The whole country was going through (and still is) a severe cold spell. Some Napier members said it was the coldest in somewhere between two to 40 years (depending on the age of the speaker) in Napier. As a result, one of the other attraction of the symposia, of watching other delegates don their special garment or fashion, was a little disappointing, but I still managed find a few pieces where I had to ask if I could photograph.

I live in Nelson, which is a small city. And while I love living here, I miss the anonymity of big cities, and every year I've sat in the dark and contemplated textiles with the presentation running in the background the way grownups talk in the Peanuts cartoons. I work hard not to make friends. So you have got to see the humor in what happened this weekend; I had a German room mate.

I had booked a room to myself at the backpacker across the street from the museum months in advance. When I arrived, Owner Doug asked if I would mind sharing the room with another person coming to the conference, that I could halve my cost, though if I didn't, it wouldn't be a problem as there was plenty of rooms left. I didn't want to, but I have a hard time saying no, (I'm Japanese after all,) so I agreed. And so I met Christine Keller, of Hamburg, and now Academic Leader - Textiles, Otago Polytechnic, Dunedin.

I wasn't very friendly the first couple of days, but we ended up having dinner together the last night, giggled our way through Mamma Mia!, and talked textiles for more than a few hours on the last day. Christine is not only a professionally-trained, talented weaver/designer, but she also spent years in Canada studying Jacquard, has knowledge of exhibitions and contests in Europe, and is a natural mentor, even though she is, as she stated at one point, "much younger" than me. I was struck by the depth of her thoughts and encouraged by her opinion, and ended up promising to keep in touch. And so we will.

I must add, Christine was just as amused but more sympathetic to the Love. One of quite a few things we had in common was growing up in Post-WWII Germany/Japan, we both "learned" patriotism was undesirable except in specific contexts, and subtly discouraged, so neither of us feel the kind of Love towards our own countries.

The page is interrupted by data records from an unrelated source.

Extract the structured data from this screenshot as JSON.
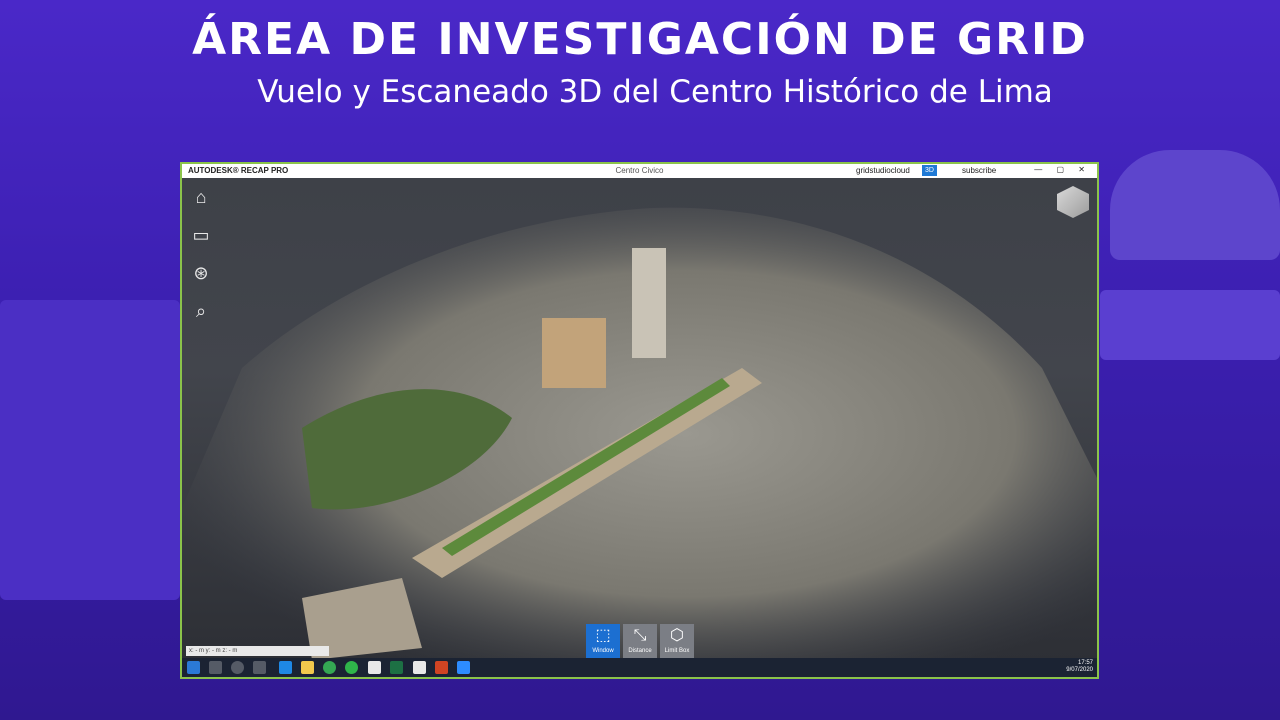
{
  "slide": {
    "title": "ÁREA DE INVESTIGACIÓN DE GRID",
    "subtitle": "Vuelo y Escaneado 3D del Centro Histórico de Lima"
  },
  "app": {
    "brand": "AUTODESK® RECAP PRO",
    "window_title": "Centro Civico",
    "user": "gridstudiocloud",
    "mode_badge": "3D",
    "subscribe": "subscribe",
    "window_buttons": "— ▢ ✕"
  },
  "sidebar": [
    {
      "name": "home-icon",
      "glyph": "⌂"
    },
    {
      "name": "display-icon",
      "glyph": "▭"
    },
    {
      "name": "navigation-wheel-icon",
      "glyph": "⊛"
    },
    {
      "name": "search-icon",
      "glyph": "⌕"
    }
  ],
  "tools": [
    {
      "label": "Window",
      "glyph": "⬚",
      "active": true
    },
    {
      "label": "Distance",
      "glyph": "⤡",
      "active": false
    },
    {
      "label": "Limit Box",
      "glyph": "⬡",
      "active": false
    }
  ],
  "coords_text": "x: - m      y: - m      z: - m",
  "clock": {
    "time": "17:57",
    "date": "9/07/2020"
  }
}
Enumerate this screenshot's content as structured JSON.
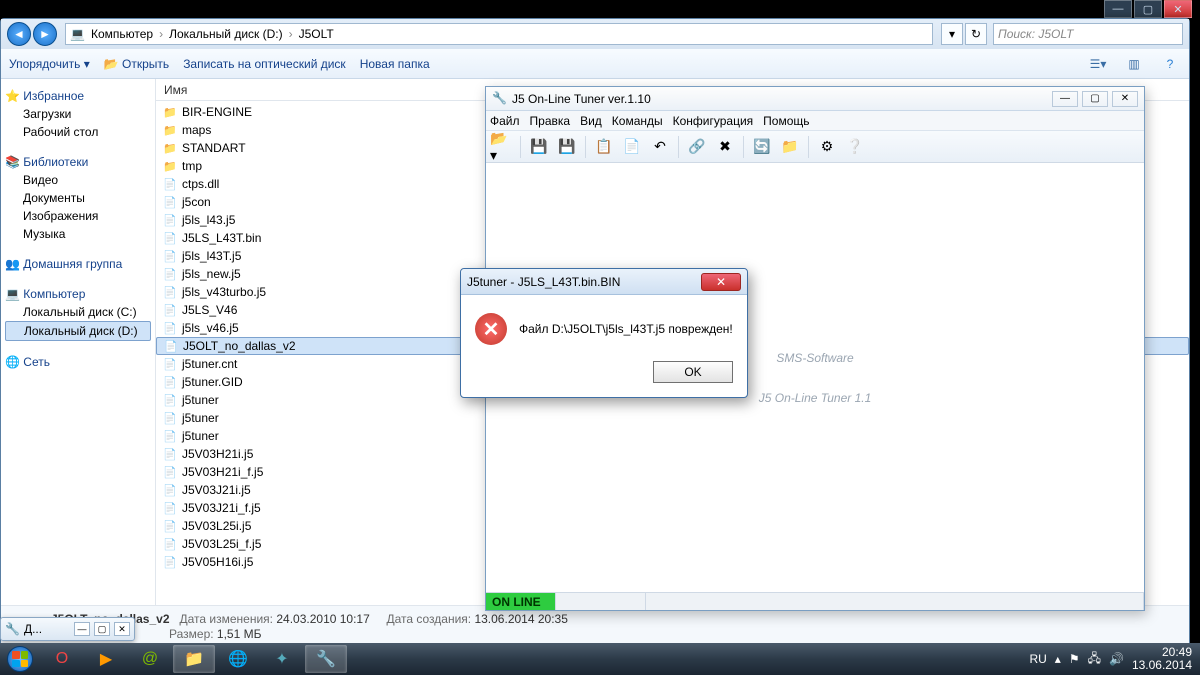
{
  "explorer": {
    "breadcrumb": [
      "Компьютер",
      "Локальный диск (D:)",
      "J5OLT"
    ],
    "search_placeholder": "Поиск: J5OLT",
    "toolbar": {
      "organize": "Упорядочить ▾",
      "open": "Открыть",
      "burn": "Записать на оптический диск",
      "newfolder": "Новая папка"
    },
    "list_header": "Имя",
    "sidebar": {
      "favorites": "Избранное",
      "favorites_items": [
        "Загрузки",
        "Рабочий стол"
      ],
      "libraries": "Библиотеки",
      "libraries_items": [
        "Видео",
        "Документы",
        "Изображения",
        "Музыка"
      ],
      "homegroup": "Домашняя группа",
      "computer": "Компьютер",
      "computer_items": [
        "Локальный диск (C:)",
        "Локальный диск (D:)"
      ],
      "network": "Сеть"
    },
    "files": [
      {
        "n": "BIR-ENGINE",
        "t": "folder"
      },
      {
        "n": "maps",
        "t": "folder"
      },
      {
        "n": "STANDART",
        "t": "folder"
      },
      {
        "n": "tmp",
        "t": "folder"
      },
      {
        "n": "ctps.dll",
        "t": "generic"
      },
      {
        "n": "j5con",
        "t": "generic"
      },
      {
        "n": "j5ls_l43.j5",
        "t": "generic"
      },
      {
        "n": "J5LS_L43T.bin",
        "t": "generic"
      },
      {
        "n": "j5ls_l43T.j5",
        "t": "generic"
      },
      {
        "n": "j5ls_new.j5",
        "t": "generic"
      },
      {
        "n": "j5ls_v43turbo.j5",
        "t": "generic"
      },
      {
        "n": "J5LS_V46",
        "t": "generic"
      },
      {
        "n": "j5ls_v46.j5",
        "t": "generic"
      },
      {
        "n": "J5OLT_no_dallas_v2",
        "t": "generic",
        "sel": true
      },
      {
        "n": "j5tuner.cnt",
        "t": "generic"
      },
      {
        "n": "j5tuner.GID",
        "t": "generic"
      },
      {
        "n": "j5tuner",
        "t": "generic"
      },
      {
        "n": "j5tuner",
        "t": "generic"
      },
      {
        "n": "j5tuner",
        "t": "generic"
      },
      {
        "n": "J5V03H21i.j5",
        "t": "generic"
      },
      {
        "n": "J5V03H21i_f.j5",
        "t": "generic"
      },
      {
        "n": "J5V03J21i.j5",
        "t": "generic"
      },
      {
        "n": "J5V03J21i_f.j5",
        "t": "generic"
      },
      {
        "n": "J5V03L25i.j5",
        "t": "generic"
      },
      {
        "n": "J5V03L25i_f.j5",
        "t": "generic"
      },
      {
        "n": "J5V05H16i.j5",
        "t": "generic"
      }
    ],
    "details": {
      "name": "J5OLT_no_dallas_v2",
      "mod_label": "Дата изменения:",
      "mod_value": "24.03.2010 10:17",
      "created_label": "Дата создания:",
      "created_value": "13.06.2014 20:35",
      "size_label": "Размер:",
      "size_value": "1,51 МБ"
    }
  },
  "tuner": {
    "title": "J5 On-Line Tuner ver.1.10",
    "menu": [
      "Файл",
      "Правка",
      "Вид",
      "Команды",
      "Конфигурация",
      "Помощь"
    ],
    "watermark_1": "SMS-Software",
    "watermark_2": "J5 On-Line Tuner 1.1",
    "status_online": "ON LINE"
  },
  "dialog": {
    "title": "J5tuner - J5LS_L43T.bin.BIN",
    "message": "Файл D:\\J5OLT\\j5ls_l43T.j5 поврежден!",
    "ok": "OK"
  },
  "taskbar": {
    "lang": "RU",
    "time": "20:49",
    "date": "13.06.2014"
  },
  "preview_label": "Д..."
}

Christine Keller explaining the components of Art Deco geometric motifs in comparison to Pacific geometric motifs.